jr o /Is raollUti. or TEL "SPECTATOR.'] SIR,—I do not know if you extend the hospitality of your columns to stories of serpents. Readers of Mr. Rudyard Kipling may remember a tragic tale exemplified by the following facts. On Monday last, March 16th, we found a dead serpent lying by the road-side opposite our house. It measured 5 ft. long by about 4 in. round. It was beautifully marked, with black and silvery scales on the back, and yellow and black along the belly. With the intention of having it stuffed, as a serpent of this dimensions is rarely found amongst the Riviera visitants, I had it put in the cellar. Yielding, however, to the objections of the ladies of my family, who have Mr. Rudyard Kipling's tale fresh in their minds, I had it re- moved to an unoccupied stable. The ladies declared that its mate would be sure to come after it. Sure enough, the following day at about 1.30 p.m. the mate, apparently a foot longer than the first, arrived to make inquiries about its lost friend. As I had myself carried the first serpent into the house, without allowing it to trail on the ground, there could have been no ground-scent. We were not successful in.
capturing the mate, which escaped into our " maquis" (bush) where it is now at large.—! am, Sir, &c.,
Le Maquis, St. Raphael, March 18th. W. H. Ham..

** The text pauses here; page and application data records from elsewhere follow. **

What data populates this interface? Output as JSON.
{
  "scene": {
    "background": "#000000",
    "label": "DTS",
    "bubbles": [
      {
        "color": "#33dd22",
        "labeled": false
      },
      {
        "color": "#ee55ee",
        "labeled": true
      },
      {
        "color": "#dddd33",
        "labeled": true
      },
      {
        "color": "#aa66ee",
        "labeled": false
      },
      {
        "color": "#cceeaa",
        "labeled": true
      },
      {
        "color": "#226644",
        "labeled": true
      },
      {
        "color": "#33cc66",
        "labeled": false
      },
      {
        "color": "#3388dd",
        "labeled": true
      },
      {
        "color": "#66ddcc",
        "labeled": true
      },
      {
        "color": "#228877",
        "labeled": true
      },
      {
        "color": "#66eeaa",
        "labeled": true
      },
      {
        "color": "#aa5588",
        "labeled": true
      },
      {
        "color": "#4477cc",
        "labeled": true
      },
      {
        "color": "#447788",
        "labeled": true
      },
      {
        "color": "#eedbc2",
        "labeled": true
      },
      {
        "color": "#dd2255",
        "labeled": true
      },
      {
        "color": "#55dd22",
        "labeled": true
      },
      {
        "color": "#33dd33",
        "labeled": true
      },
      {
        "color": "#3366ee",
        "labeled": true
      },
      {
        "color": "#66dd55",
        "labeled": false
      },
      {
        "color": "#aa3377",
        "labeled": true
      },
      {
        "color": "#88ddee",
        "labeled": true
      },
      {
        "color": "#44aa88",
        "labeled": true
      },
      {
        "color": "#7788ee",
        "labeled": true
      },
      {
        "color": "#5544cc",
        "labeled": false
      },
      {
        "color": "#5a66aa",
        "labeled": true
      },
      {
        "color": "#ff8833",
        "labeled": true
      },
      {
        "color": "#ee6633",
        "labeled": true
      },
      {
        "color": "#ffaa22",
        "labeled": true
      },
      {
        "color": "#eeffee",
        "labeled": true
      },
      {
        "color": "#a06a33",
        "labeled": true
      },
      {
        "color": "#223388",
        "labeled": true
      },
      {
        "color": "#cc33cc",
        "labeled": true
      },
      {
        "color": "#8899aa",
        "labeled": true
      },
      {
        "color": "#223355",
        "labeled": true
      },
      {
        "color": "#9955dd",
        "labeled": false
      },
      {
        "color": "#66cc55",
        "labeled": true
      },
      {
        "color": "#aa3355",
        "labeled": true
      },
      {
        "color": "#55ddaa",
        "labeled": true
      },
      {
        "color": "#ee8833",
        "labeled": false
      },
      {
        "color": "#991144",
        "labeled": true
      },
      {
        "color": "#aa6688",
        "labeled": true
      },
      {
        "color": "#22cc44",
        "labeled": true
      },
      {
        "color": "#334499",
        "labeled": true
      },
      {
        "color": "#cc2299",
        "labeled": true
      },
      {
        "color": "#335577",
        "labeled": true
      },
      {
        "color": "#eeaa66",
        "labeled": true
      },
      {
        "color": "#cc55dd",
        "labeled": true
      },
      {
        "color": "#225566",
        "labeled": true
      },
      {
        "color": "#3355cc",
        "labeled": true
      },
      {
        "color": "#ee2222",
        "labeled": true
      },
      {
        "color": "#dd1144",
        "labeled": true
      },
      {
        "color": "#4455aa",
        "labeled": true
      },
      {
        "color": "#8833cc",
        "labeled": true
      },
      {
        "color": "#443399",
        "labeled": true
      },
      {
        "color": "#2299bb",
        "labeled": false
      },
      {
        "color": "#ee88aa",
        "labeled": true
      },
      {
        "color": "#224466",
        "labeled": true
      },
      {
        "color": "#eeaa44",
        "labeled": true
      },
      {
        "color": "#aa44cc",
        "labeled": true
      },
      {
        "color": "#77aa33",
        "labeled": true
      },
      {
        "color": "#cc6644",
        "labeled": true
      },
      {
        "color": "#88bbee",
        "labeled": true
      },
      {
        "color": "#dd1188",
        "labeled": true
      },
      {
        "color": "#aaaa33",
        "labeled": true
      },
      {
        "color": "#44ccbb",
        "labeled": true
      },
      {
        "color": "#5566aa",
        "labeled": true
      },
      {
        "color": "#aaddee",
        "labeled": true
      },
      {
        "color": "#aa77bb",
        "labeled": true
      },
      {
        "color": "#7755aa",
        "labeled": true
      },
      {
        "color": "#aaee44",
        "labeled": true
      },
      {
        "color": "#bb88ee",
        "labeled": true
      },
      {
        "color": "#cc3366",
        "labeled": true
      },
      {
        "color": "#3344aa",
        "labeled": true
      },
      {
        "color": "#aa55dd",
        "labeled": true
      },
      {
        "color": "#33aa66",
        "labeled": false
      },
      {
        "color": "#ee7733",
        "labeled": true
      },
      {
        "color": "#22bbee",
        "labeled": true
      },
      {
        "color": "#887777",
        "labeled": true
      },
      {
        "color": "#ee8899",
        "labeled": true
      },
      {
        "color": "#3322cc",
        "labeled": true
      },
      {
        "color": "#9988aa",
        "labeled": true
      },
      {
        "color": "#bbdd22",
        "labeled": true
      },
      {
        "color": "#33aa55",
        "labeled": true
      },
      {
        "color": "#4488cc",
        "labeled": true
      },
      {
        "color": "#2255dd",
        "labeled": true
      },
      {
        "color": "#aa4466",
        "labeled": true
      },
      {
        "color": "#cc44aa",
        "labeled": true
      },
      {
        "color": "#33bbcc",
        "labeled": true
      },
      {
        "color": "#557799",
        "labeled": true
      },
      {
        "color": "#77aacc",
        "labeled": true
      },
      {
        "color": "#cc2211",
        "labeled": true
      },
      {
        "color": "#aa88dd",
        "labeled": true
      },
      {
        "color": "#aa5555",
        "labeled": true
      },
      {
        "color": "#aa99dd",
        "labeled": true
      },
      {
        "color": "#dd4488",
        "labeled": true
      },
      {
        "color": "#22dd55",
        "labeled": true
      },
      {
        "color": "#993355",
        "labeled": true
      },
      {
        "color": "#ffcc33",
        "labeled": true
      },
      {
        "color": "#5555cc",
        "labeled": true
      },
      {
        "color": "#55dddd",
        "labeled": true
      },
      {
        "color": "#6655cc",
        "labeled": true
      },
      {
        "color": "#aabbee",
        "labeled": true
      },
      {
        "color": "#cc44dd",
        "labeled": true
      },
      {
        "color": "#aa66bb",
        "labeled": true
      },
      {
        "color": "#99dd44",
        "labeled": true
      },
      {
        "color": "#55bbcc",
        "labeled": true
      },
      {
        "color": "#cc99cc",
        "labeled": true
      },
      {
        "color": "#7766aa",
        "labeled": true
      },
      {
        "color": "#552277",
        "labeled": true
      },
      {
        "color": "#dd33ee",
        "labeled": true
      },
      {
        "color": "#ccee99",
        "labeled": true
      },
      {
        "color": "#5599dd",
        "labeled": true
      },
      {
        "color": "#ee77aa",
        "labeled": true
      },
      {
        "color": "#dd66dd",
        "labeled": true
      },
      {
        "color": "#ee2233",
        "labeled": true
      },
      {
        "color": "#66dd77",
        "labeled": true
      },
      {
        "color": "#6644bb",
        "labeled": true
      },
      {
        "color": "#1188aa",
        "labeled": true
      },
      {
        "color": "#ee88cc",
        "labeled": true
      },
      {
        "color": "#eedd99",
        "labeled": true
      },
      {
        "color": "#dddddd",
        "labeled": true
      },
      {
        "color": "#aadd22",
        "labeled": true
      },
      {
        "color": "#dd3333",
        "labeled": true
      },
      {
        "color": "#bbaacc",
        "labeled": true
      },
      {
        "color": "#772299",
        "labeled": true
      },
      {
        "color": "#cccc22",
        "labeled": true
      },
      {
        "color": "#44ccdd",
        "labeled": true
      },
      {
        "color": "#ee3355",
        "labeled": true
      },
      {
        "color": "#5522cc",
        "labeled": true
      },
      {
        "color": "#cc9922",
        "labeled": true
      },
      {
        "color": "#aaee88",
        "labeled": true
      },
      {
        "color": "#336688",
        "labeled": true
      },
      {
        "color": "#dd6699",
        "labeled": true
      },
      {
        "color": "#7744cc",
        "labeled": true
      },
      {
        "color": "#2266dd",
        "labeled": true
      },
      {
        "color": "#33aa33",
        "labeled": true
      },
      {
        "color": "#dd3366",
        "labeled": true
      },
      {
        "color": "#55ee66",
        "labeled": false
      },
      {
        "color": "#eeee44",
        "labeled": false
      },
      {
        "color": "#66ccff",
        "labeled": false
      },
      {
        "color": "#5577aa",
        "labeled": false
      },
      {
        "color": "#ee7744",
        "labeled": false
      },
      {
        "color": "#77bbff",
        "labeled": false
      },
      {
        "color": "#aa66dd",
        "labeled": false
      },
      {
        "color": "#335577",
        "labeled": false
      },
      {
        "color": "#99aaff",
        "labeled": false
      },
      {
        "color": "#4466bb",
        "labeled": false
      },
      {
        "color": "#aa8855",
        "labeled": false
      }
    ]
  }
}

P.S.—This variety of serpent lives upon rats, mice, and rabbits, and is non-poisonous. The fat is used by the natives for rheumatic affections.